Senators Hope to Clear The Air, Parks Should Benefit
Boy, Dubya's gotta hate this.
Five U.S. senators -- three of whom are Republicans -- are daring to upstage the Bush administration when it comes to cleaning the nation's air. Of course, whether Senators Tom Carper of Delaware, Lamar Alexander of Tennessee, Lincoln Chafee of Rhode Island, Judd Gregg of New Hampshire and Dianne Feinstein of California can get the rest of Congress to support their bid remains to be seen.
What the five hope to do with their Clean Air Planning Act of 2006 (CAPA) is force significant reductions in sulfur dioxide, nitrogen oxide, carbon dioxide, and mercury emissions from the nation's coal-fired power plants by the year 2015.
If they succeed, among the beneficiaries will be America's national parks, many of which currently are struggling with hazy views thanks to air pollution.
Solidly behind this legislation is the National Parks Conservation Association, which sees it as much more substantial than the president's own "Clear Skies" measure. Under Clear Skies, some existing clean air protections would actually be scrapped.
Under the proposed legislation, sulfur dioxide emissions, which currently are capped at 11 million tons per year, would be capped at 4.5 million tons in 2010 and 2 million tons in 2015. Nitrogen oxides would go from the current cap of 5 million tons per year to 1.7 million tons.

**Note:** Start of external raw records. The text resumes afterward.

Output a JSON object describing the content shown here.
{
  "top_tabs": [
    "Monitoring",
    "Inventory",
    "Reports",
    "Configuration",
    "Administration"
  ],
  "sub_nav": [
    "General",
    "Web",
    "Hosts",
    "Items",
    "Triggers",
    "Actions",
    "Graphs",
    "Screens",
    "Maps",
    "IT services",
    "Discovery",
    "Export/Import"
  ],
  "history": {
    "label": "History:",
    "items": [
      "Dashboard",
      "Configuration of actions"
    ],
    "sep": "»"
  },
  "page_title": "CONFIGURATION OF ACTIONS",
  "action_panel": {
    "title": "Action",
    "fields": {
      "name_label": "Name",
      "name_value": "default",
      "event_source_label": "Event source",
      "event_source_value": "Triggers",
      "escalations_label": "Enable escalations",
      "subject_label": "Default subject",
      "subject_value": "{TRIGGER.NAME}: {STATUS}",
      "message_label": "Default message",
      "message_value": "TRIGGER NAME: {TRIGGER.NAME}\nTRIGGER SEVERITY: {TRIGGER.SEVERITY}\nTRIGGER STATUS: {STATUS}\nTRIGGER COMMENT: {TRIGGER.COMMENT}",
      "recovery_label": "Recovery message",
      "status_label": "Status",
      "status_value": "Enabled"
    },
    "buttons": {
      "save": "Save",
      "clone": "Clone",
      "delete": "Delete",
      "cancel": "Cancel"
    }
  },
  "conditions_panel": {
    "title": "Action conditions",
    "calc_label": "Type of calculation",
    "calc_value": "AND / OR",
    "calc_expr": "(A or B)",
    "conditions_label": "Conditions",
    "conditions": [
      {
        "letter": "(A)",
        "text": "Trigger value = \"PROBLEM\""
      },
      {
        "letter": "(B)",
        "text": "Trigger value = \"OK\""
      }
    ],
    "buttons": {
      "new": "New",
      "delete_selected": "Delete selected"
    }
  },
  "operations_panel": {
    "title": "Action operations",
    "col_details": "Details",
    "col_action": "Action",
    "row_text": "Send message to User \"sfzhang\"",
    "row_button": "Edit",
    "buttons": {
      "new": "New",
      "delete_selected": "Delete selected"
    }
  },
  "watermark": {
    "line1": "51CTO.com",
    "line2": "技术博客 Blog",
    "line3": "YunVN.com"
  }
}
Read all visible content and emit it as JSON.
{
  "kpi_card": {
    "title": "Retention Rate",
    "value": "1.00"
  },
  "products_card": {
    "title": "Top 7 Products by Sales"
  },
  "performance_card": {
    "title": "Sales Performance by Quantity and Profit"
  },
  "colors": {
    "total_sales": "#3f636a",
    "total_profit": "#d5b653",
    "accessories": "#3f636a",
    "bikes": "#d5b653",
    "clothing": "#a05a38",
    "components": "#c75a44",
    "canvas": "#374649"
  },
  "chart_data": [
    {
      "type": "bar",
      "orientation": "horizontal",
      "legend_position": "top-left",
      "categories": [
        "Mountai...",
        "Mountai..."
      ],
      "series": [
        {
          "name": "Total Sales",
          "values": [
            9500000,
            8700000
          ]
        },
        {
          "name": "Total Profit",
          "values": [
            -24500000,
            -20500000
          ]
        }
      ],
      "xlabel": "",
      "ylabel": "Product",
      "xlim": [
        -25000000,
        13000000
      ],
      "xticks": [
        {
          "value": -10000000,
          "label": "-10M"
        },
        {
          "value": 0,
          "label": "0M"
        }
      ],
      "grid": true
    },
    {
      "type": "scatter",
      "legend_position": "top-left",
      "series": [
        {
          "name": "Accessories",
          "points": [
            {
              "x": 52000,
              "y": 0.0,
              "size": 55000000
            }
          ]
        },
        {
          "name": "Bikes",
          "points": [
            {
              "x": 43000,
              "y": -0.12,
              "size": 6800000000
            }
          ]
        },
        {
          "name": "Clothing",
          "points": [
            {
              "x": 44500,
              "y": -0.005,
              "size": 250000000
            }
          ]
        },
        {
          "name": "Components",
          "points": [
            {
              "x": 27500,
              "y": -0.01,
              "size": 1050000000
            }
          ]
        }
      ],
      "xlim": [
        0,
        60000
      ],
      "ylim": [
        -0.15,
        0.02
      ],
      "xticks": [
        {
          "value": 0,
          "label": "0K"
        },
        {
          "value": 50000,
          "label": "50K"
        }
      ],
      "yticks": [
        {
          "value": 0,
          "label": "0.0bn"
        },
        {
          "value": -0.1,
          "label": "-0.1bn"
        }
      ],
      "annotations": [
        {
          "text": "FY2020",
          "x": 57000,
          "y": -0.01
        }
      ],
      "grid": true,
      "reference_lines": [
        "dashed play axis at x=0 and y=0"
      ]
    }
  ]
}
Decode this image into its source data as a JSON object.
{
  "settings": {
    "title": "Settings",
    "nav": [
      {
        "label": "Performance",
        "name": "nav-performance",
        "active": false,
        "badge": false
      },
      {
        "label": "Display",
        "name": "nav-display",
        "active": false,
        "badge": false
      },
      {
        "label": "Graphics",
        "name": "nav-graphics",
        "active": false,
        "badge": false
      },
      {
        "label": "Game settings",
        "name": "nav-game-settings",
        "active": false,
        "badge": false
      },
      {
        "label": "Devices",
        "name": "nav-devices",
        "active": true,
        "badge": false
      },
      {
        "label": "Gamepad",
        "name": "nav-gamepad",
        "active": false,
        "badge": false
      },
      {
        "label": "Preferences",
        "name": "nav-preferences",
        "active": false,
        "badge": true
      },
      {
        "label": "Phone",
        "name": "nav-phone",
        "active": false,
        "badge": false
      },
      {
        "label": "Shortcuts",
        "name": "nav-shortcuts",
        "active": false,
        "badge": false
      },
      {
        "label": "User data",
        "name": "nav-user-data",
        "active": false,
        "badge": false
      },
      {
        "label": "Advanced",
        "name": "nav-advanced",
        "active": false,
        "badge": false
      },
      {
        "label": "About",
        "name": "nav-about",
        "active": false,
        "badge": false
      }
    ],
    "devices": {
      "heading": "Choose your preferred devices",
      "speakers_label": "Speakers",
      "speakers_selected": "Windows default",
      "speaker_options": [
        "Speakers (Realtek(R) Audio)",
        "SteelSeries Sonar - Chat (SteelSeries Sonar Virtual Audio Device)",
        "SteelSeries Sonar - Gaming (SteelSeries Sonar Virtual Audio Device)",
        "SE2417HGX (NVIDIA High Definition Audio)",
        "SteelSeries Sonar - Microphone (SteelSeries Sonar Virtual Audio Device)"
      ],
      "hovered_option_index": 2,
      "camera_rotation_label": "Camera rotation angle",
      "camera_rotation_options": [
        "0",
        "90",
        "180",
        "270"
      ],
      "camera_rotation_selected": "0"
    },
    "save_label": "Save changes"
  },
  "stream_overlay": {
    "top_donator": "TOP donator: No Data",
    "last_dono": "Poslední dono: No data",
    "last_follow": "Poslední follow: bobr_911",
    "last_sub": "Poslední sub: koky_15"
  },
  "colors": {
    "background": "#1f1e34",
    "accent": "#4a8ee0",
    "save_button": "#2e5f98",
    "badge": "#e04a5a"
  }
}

CAPA also prohibits the trading of mercury emissions, something current EPA rules allow, and while carbon dioxide emissions currently are not capped, this legislation proposes to reduce them to 2001 levels by 2015.
Some background: Roughly three-quarters of all power plant boilers operating in the United States today are more than 30 years old and aren't outfitted with the latest pollution control technology. They also are responsible for about 99 percent of the sulfur dioxide, 98 percent of the nitrogen oxides, and 91 percent of carbon dioxide emissions coming from all U.S. power plants.
Thanks to air pollution, national park viewsheds aren't what they once were. At Shenandoah and Great Smoky Mountains national parks, on bad days air pollution cuts the visibility from as much as 70 miles to barely 15 miles. Problems also exist at Mesa Verde, Grand Canyon, Big Bend and Sequoia national parks to name just a few.
"Technologies are readily available that allow these plants to operate much more cleanly," NPCA President Tom Kiernan said in a letter of support to Sens. Carper and Alexander. "The Clean Air Planning Act would employ flexible market mechanisms and adequate lead-time so these plants can affordably apply the technologies that will help clean our air."
You can learn more about the legislation here.